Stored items
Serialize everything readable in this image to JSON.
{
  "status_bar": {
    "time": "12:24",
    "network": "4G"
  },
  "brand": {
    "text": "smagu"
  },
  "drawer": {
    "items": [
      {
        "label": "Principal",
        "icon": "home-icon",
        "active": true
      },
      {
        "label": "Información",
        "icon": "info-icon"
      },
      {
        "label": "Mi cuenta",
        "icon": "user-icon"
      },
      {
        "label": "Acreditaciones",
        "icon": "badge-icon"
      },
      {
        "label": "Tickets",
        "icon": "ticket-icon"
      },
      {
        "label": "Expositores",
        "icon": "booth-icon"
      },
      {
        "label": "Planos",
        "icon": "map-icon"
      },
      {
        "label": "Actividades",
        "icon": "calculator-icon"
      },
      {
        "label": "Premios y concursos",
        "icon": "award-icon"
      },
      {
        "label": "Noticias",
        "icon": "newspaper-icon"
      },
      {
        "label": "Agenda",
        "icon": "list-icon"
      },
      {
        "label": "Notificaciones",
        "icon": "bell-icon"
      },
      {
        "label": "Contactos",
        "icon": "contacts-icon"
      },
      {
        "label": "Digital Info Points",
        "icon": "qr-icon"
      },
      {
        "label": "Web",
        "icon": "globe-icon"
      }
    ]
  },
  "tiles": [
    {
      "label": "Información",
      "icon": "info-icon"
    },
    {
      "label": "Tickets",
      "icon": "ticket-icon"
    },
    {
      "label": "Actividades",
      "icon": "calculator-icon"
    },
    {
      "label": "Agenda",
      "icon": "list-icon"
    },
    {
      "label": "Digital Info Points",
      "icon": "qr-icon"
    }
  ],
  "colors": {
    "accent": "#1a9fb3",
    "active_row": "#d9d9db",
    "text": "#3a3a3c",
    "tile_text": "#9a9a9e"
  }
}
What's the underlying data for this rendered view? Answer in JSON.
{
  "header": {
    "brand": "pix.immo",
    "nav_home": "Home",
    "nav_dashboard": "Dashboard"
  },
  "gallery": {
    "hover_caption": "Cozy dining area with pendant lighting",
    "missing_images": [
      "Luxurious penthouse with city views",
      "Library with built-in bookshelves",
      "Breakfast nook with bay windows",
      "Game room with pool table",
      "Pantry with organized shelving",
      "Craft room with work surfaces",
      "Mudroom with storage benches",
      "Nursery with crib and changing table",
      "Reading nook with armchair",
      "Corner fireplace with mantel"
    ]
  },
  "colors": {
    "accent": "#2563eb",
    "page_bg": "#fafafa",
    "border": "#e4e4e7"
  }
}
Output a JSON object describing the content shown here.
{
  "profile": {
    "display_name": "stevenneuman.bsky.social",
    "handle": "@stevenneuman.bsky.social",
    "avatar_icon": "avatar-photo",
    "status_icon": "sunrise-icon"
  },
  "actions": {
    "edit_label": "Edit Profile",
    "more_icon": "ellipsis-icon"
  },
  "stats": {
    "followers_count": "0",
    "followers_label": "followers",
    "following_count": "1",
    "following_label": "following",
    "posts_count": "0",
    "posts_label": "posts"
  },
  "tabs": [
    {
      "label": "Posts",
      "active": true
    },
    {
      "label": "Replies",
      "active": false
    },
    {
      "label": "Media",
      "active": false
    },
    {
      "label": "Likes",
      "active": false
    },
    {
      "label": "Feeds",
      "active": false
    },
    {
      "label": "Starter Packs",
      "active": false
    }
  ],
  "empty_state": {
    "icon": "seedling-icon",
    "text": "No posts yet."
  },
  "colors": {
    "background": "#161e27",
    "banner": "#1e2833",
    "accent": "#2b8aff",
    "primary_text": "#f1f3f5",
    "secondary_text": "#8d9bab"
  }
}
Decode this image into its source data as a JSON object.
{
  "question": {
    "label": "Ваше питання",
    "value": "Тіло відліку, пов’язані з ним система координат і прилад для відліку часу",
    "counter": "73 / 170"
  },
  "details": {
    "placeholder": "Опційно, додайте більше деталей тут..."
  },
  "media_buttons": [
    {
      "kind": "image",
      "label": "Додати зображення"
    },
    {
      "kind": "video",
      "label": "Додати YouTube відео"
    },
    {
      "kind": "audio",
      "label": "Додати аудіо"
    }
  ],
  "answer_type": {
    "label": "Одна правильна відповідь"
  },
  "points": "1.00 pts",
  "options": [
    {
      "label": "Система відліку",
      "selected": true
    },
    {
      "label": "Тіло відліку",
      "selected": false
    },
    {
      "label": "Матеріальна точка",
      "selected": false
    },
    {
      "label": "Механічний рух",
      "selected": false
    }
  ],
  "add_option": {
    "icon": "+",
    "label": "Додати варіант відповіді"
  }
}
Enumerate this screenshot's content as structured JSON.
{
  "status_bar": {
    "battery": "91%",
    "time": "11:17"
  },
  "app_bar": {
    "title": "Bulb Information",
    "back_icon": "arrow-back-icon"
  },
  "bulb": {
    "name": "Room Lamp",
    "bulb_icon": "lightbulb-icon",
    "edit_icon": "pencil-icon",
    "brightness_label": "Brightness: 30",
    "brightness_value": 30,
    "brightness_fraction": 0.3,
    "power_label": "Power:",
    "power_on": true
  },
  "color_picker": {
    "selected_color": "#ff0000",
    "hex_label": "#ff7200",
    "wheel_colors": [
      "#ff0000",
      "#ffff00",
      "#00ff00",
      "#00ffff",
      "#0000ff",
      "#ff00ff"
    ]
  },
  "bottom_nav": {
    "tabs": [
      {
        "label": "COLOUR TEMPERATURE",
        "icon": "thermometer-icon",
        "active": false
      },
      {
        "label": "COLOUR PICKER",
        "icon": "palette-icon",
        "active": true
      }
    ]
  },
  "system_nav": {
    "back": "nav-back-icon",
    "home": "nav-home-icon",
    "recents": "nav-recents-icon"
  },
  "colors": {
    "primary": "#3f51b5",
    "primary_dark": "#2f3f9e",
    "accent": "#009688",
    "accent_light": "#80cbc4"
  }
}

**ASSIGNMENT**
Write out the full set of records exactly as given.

**WRITTEN RESPONSE**
Serialize everything readable in this image to JSON.
{
  "status_bar": {
    "time": "12:24",
    "network": "4G"
  },
  "brand": {
    "text": "smagu"
  },
  "drawer": {
    "items": [
      {
        "label": "Principal",
        "icon": "home-icon",
        "active": true
      },
      {
        "label": "Información",
        "icon": "info-icon"
      },
      {
        "label": "Mi cuenta",
        "icon": "user-icon"
      },
      {
        "label": "Acreditaciones",
        "icon": "badge-icon"
      },
      {
        "label": "Tickets",
        "icon": "ticket-icon"
      },
      {
        "label": "Expositores",
        "icon": "booth-icon"
      },
      {
        "label": "Planos",
        "icon": "map-icon"
      },
      {
        "label": "Actividades",
        "icon": "calculator-icon"
      },
      {
        "label": "Premios y concursos",
        "icon": "award-icon"
      },
      {
        "label": "Noticias",
        "icon": "newspaper-icon"
      },
      {
        "label": "Agenda",
        "icon": "list-icon"
      },
      {
        "label": "Notificaciones",
        "icon": "bell-icon"
      },
      {
        "label": "Contactos",
        "icon": "contacts-icon"
      },
      {
        "label": "Digital Info Points",
        "icon": "qr-icon"
      },
      {
        "label": "Web",
        "icon": "globe-icon"
      }
    ]
  },
  "tiles": [
    {
      "label": "Información",
      "icon": "info-icon"
    },
    {
      "label": "Tickets",
      "icon": "ticket-icon"
    },
    {
      "label": "Actividades",
      "icon": "calculator-icon"
    },
    {
      "label": "Agenda",
      "icon": "list-icon"
    },
    {
      "label": "Digital Info Points",
      "icon": "qr-icon"
    }
  ],
  "colors": {
    "accent": "#1a9fb3",
    "active_row": "#d9d9db",
    "text": "#3a3a3c",
    "tile_text": "#9a9a9e"
  }
}
What's the underlying data for this rendered view? Answer in JSON.
{
  "header": {
    "brand": "pix.immo",
    "nav_home": "Home",
    "nav_dashboard": "Dashboard"
  },
  "gallery": {
    "hover_caption": "Cozy dining area with pendant lighting",
    "missing_images": [
      "Luxurious penthouse with city views",
      "Library with built-in bookshelves",
      "Breakfast nook with bay windows",
      "Game room with pool table",
      "Pantry with organized shelving",
      "Craft room with work surfaces",
      "Mudroom with storage benches",
      "Nursery with crib and changing table",
      "Reading nook with armchair",
      "Corner fireplace with mantel"
    ]
  },
  "colors": {
    "accent": "#2563eb",
    "page_bg": "#fafafa",
    "border": "#e4e4e7"
  }
}
Output a JSON object describing the content shown here.
{
  "profile": {
    "display_name": "stevenneuman.bsky.social",
    "handle": "@stevenneuman.bsky.social",
    "avatar_icon": "avatar-photo",
    "status_icon": "sunrise-icon"
  },
  "actions": {
    "edit_label": "Edit Profile",
    "more_icon": "ellipsis-icon"
  },
  "stats": {
    "followers_count": "0",
    "followers_label": "followers",
    "following_count": "1",
    "following_label": "following",
    "posts_count": "0",
    "posts_label": "posts"
  },
  "tabs": [
    {
      "label": "Posts",
      "active": true
    },
    {
      "label": "Replies",
      "active": false
    },
    {
      "label": "Media",
      "active": false
    },
    {
      "label": "Likes",
      "active": false
    },
    {
      "label": "Feeds",
      "active": false
    },
    {
      "label": "Starter Packs",
      "active": false
    }
  ],
  "empty_state": {
    "icon": "seedling-icon",
    "text": "No posts yet."
  },
  "colors": {
    "background": "#161e27",
    "banner": "#1e2833",
    "accent": "#2b8aff",
    "primary_text": "#f1f3f5",
    "secondary_text": "#8d9bab"
  }
}
Decode this image into its source data as a JSON object.
{
  "question": {
    "label": "Ваше питання",
    "value": "Тіло відліку, пов’язані з ним система координат і прилад для відліку часу",
    "counter": "73 / 170"
  },
  "details": {
    "placeholder": "Опційно, додайте більше деталей тут..."
  },
  "media_buttons": [
    {
      "kind": "image",
      "label": "Додати зображення"
    },
    {
      "kind": "video",
      "label": "Додати YouTube відео"
    },
    {
      "kind": "audio",
      "label": "Додати аудіо"
    }
  ],
  "answer_type": {
    "label": "Одна правильна відповідь"
  },
  "points": "1.00 pts",
  "options": [
    {
      "label": "Система відліку",
      "selected": true
    },
    {
      "label": "Тіло відліку",
      "selected": false
    },
    {
      "label": "Матеріальна точка",
      "selected": false
    },
    {
      "label": "Механічний рух",
      "selected": false
    }
  ],
  "add_option": {
    "icon": "+",
    "label": "Додати варіант відповіді"
  }
}
Enumerate this screenshot's content as structured JSON.
{
  "status_bar": {
    "battery": "91%",
    "time": "11:17"
  },
  "app_bar": {
    "title": "Bulb Information",
    "back_icon": "arrow-back-icon"
  },
  "bulb": {
    "name": "Room Lamp",
    "bulb_icon": "lightbulb-icon",
    "edit_icon": "pencil-icon",
    "brightness_label": "Brightness: 30",
    "brightness_value": 30,
    "brightness_fraction": 0.3,
    "power_label": "Power:",
    "power_on": true
  },
  "color_picker": {
    "selected_color": "#ff0000",
    "hex_label": "#ff7200",
    "wheel_colors": [
      "#ff0000",
      "#ffff00",
      "#00ff00",
      "#00ffff",
      "#0000ff",
      "#ff00ff"
    ]
  },
  "bottom_nav": {
    "tabs": [
      {
        "label": "COLOUR TEMPERATURE",
        "icon": "thermometer-icon",
        "active": false
      },
      {
        "label": "COLOUR PICKER",
        "icon": "palette-icon",
        "active": true
      }
    ]
  },
  "system_nav": {
    "back": "nav-back-icon",
    "home": "nav-home-icon",
    "recents": "nav-recents-icon"
  },
  "colors": {
    "primary": "#3f51b5",
    "primary_dark": "#2f3f9e",
    "accent": "#009688",
    "accent_light": "#80cbc4"
  }
}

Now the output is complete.